Data about app and page elements
*** Begin section ***
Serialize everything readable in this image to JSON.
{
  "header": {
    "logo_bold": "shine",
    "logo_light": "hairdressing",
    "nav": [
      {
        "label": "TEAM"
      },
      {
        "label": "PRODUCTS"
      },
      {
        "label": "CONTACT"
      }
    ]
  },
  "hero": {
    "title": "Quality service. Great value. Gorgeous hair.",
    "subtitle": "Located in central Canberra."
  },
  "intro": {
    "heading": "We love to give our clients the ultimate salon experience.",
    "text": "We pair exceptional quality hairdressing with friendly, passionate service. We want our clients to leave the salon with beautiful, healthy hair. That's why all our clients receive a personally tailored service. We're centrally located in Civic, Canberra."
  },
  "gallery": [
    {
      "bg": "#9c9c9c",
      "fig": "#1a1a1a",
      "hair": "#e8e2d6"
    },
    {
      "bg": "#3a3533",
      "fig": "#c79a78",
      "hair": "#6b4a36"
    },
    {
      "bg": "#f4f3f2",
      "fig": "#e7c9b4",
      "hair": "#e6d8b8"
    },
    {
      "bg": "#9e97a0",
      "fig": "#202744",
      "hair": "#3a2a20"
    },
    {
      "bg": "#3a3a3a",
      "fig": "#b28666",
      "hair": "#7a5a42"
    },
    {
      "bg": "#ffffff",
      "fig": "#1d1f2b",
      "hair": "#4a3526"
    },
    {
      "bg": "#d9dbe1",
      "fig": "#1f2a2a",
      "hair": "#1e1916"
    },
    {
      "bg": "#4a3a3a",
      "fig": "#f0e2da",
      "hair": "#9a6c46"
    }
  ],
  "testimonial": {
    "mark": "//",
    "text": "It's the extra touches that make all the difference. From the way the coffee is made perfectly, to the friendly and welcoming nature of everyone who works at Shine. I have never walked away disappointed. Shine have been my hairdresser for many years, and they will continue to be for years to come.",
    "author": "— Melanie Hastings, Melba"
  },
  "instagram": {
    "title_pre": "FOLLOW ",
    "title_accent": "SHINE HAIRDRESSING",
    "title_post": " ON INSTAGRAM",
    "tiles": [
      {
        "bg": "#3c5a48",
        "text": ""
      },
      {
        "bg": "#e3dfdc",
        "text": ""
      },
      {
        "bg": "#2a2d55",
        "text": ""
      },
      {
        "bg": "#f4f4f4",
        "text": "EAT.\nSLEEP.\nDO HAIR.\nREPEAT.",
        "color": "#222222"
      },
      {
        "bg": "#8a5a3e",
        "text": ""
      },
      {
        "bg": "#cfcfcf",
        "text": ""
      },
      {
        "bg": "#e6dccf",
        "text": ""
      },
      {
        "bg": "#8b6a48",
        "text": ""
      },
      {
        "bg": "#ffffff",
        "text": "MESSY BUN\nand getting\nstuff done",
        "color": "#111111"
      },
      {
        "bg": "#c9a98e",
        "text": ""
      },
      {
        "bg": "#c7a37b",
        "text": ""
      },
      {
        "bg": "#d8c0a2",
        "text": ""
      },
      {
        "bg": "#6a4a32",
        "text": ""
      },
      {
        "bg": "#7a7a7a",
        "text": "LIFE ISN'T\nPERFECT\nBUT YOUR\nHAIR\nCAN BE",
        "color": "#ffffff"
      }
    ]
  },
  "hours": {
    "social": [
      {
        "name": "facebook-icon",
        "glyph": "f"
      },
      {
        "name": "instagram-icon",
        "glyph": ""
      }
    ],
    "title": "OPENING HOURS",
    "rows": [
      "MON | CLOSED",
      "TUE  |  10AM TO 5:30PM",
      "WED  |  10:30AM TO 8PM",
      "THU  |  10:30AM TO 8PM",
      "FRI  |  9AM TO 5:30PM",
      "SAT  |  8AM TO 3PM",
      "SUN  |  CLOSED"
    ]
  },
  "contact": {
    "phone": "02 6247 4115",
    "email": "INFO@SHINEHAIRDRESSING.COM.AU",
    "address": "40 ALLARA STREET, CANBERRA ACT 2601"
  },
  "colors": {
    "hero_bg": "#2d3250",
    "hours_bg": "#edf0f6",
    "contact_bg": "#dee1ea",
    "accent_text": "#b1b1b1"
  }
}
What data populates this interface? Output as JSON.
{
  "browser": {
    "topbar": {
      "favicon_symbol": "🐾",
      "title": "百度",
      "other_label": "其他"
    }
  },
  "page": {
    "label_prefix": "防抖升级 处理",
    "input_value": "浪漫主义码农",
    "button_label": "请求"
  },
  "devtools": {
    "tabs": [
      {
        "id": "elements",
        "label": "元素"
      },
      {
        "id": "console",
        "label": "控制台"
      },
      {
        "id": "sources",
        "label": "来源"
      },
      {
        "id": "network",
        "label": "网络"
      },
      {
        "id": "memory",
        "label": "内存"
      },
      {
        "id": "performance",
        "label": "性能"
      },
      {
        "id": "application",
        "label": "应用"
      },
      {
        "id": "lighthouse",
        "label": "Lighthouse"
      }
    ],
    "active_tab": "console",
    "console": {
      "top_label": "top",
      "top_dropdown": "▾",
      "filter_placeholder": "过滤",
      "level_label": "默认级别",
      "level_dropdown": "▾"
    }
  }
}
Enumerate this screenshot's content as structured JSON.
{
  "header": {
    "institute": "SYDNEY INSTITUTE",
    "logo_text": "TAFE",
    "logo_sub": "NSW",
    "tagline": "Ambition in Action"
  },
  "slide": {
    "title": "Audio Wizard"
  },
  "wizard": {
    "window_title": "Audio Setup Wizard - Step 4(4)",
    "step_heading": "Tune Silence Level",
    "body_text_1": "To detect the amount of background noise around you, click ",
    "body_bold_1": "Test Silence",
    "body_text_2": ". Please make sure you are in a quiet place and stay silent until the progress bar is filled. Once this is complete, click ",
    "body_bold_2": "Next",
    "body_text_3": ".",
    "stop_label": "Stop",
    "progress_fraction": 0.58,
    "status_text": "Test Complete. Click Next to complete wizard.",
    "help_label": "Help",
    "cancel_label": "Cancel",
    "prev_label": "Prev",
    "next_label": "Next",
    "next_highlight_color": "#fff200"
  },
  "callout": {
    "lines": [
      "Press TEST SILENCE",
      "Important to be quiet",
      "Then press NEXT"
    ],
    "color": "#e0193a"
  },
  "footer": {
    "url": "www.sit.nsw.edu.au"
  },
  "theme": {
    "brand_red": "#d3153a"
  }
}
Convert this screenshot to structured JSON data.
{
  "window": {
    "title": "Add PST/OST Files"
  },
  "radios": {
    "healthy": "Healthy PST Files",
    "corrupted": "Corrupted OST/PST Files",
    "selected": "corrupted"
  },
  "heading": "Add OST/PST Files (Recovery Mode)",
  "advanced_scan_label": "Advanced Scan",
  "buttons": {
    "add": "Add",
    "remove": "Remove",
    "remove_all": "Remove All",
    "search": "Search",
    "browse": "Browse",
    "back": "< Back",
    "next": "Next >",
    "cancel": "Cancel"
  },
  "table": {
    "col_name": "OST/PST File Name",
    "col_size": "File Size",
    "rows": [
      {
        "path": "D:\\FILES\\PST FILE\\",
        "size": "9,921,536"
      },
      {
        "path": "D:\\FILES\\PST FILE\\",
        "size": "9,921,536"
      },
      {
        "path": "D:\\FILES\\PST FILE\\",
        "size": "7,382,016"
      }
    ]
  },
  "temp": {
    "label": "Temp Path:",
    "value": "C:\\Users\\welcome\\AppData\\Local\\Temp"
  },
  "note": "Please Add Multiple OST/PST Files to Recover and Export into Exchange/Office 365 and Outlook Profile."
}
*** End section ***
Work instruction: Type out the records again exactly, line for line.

Answer to the problem:
Serialize everything readable in this image to JSON.
{
  "header": {
    "logo_bold": "shine",
    "logo_light": "hairdressing",
    "nav": [
      {
        "label": "TEAM"
      },
      {
        "label": "PRODUCTS"
      },
      {
        "label": "CONTACT"
      }
    ]
  },
  "hero": {
    "title": "Quality service. Great value. Gorgeous hair.",
    "subtitle": "Located in central Canberra."
  },
  "intro": {
    "heading": "We love to give our clients the ultimate salon experience.",
    "text": "We pair exceptional quality hairdressing with friendly, passionate service. We want our clients to leave the salon with beautiful, healthy hair. That's why all our clients receive a personally tailored service. We're centrally located in Civic, Canberra."
  },
  "gallery": [
    {
      "bg": "#9c9c9c",
      "fig": "#1a1a1a",
      "hair": "#e8e2d6"
    },
    {
      "bg": "#3a3533",
      "fig": "#c79a78",
      "hair": "#6b4a36"
    },
    {
      "bg": "#f4f3f2",
      "fig": "#e7c9b4",
      "hair": "#e6d8b8"
    },
    {
      "bg": "#9e97a0",
      "fig": "#202744",
      "hair": "#3a2a20"
    },
    {
      "bg": "#3a3a3a",
      "fig": "#b28666",
      "hair": "#7a5a42"
    },
    {
      "bg": "#ffffff",
      "fig": "#1d1f2b",
      "hair": "#4a3526"
    },
    {
      "bg": "#d9dbe1",
      "fig": "#1f2a2a",
      "hair": "#1e1916"
    },
    {
      "bg": "#4a3a3a",
      "fig": "#f0e2da",
      "hair": "#9a6c46"
    }
  ],
  "testimonial": {
    "mark": "//",
    "text": "It's the extra touches that make all the difference. From the way the coffee is made perfectly, to the friendly and welcoming nature of everyone who works at Shine. I have never walked away disappointed. Shine have been my hairdresser for many years, and they will continue to be for years to come.",
    "author": "— Melanie Hastings, Melba"
  },
  "instagram": {
    "title_pre": "FOLLOW ",
    "title_accent": "SHINE HAIRDRESSING",
    "title_post": " ON INSTAGRAM",
    "tiles": [
      {
        "bg": "#3c5a48",
        "text": ""
      },
      {
        "bg": "#e3dfdc",
        "text": ""
      },
      {
        "bg": "#2a2d55",
        "text": ""
      },
      {
        "bg": "#f4f4f4",
        "text": "EAT.\nSLEEP.\nDO HAIR.\nREPEAT.",
        "color": "#222222"
      },
      {
        "bg": "#8a5a3e",
        "text": ""
      },
      {
        "bg": "#cfcfcf",
        "text": ""
      },
      {
        "bg": "#e6dccf",
        "text": ""
      },
      {
        "bg": "#8b6a48",
        "text": ""
      },
      {
        "bg": "#ffffff",
        "text": "MESSY BUN\nand getting\nstuff done",
        "color": "#111111"
      },
      {
        "bg": "#c9a98e",
        "text": ""
      },
      {
        "bg": "#c7a37b",
        "text": ""
      },
      {
        "bg": "#d8c0a2",
        "text": ""
      },
      {
        "bg": "#6a4a32",
        "text": ""
      },
      {
        "bg": "#7a7a7a",
        "text": "LIFE ISN'T\nPERFECT\nBUT YOUR\nHAIR\nCAN BE",
        "color": "#ffffff"
      }
    ]
  },
  "hours": {
    "social": [
      {
        "name": "facebook-icon",
        "glyph": "f"
      },
      {
        "name": "instagram-icon",
        "glyph": ""
      }
    ],
    "title": "OPENING HOURS",
    "rows": [
      "MON | CLOSED",
      "TUE  |  10AM TO 5:30PM",
      "WED  |  10:30AM TO 8PM",
      "THU  |  10:30AM TO 8PM",
      "FRI  |  9AM TO 5:30PM",
      "SAT  |  8AM TO 3PM",
      "SUN  |  CLOSED"
    ]
  },
  "contact": {
    "phone": "02 6247 4115",
    "email": "INFO@SHINEHAIRDRESSING.COM.AU",
    "address": "40 ALLARA STREET, CANBERRA ACT 2601"
  },
  "colors": {
    "hero_bg": "#2d3250",
    "hours_bg": "#edf0f6",
    "contact_bg": "#dee1ea",
    "accent_text": "#b1b1b1"
  }
}
What data populates this interface? Output as JSON.
{
  "browser": {
    "topbar": {
      "favicon_symbol": "🐾",
      "title": "百度",
      "other_label": "其他"
    }
  },
  "page": {
    "label_prefix": "防抖升级 处理",
    "input_value": "浪漫主义码农",
    "button_label": "请求"
  },
  "devtools": {
    "tabs": [
      {
        "id": "elements",
        "label": "元素"
      },
      {
        "id": "console",
        "label": "控制台"
      },
      {
        "id": "sources",
        "label": "来源"
      },
      {
        "id": "network",
        "label": "网络"
      },
      {
        "id": "memory",
        "label": "内存"
      },
      {
        "id": "performance",
        "label": "性能"
      },
      {
        "id": "application",
        "label": "应用"
      },
      {
        "id": "lighthouse",
        "label": "Lighthouse"
      }
    ],
    "active_tab": "console",
    "console": {
      "top_label": "top",
      "top_dropdown": "▾",
      "filter_placeholder": "过滤",
      "level_label": "默认级别",
      "level_dropdown": "▾"
    }
  }
}
Enumerate this screenshot's content as structured JSON.
{
  "header": {
    "institute": "SYDNEY INSTITUTE",
    "logo_text": "TAFE",
    "logo_sub": "NSW",
    "tagline": "Ambition in Action"
  },
  "slide": {
    "title": "Audio Wizard"
  },
  "wizard": {
    "window_title": "Audio Setup Wizard - Step 4(4)",
    "step_heading": "Tune Silence Level",
    "body_text_1": "To detect the amount of background noise around you, click ",
    "body_bold_1": "Test Silence",
    "body_text_2": ". Please make sure you are in a quiet place and stay silent until the progress bar is filled. Once this is complete, click ",
    "body_bold_2": "Next",
    "body_text_3": ".",
    "stop_label": "Stop",
    "progress_fraction": 0.58,
    "status_text": "Test Complete. Click Next to complete wizard.",
    "help_label": "Help",
    "cancel_label": "Cancel",
    "prev_label": "Prev",
    "next_label": "Next",
    "next_highlight_color": "#fff200"
  },
  "callout": {
    "lines": [
      "Press TEST SILENCE",
      "Important to be quiet",
      "Then press NEXT"
    ],
    "color": "#e0193a"
  },
  "footer": {
    "url": "www.sit.nsw.edu.au"
  },
  "theme": {
    "brand_red": "#d3153a"
  }
}
Convert this screenshot to structured JSON data.
{
  "window": {
    "title": "Add PST/OST Files"
  },
  "radios": {
    "healthy": "Healthy PST Files",
    "corrupted": "Corrupted OST/PST Files",
    "selected": "corrupted"
  },
  "heading": "Add OST/PST Files (Recovery Mode)",
  "advanced_scan_label": "Advanced Scan",
  "buttons": {
    "add": "Add",
    "remove": "Remove",
    "remove_all": "Remove All",
    "search": "Search",
    "browse": "Browse",
    "back": "< Back",
    "next": "Next >",
    "cancel": "Cancel"
  },
  "table": {
    "col_name": "OST/PST File Name",
    "col_size": "File Size",
    "rows": [
      {
        "path": "D:\\FILES\\PST FILE\\",
        "size": "9,921,536"
      },
      {
        "path": "D:\\FILES\\PST FILE\\",
        "size": "9,921,536"
      },
      {
        "path": "D:\\FILES\\PST FILE\\",
        "size": "7,382,016"
      }
    ]
  },
  "temp": {
    "label": "Temp Path:",
    "value": "C:\\Users\\welcome\\AppData\\Local\\Temp"
  },
  "note": "Please Add Multiple OST/PST Files to Recover and Export into Exchange/Office 365 and Outlook Profile."
}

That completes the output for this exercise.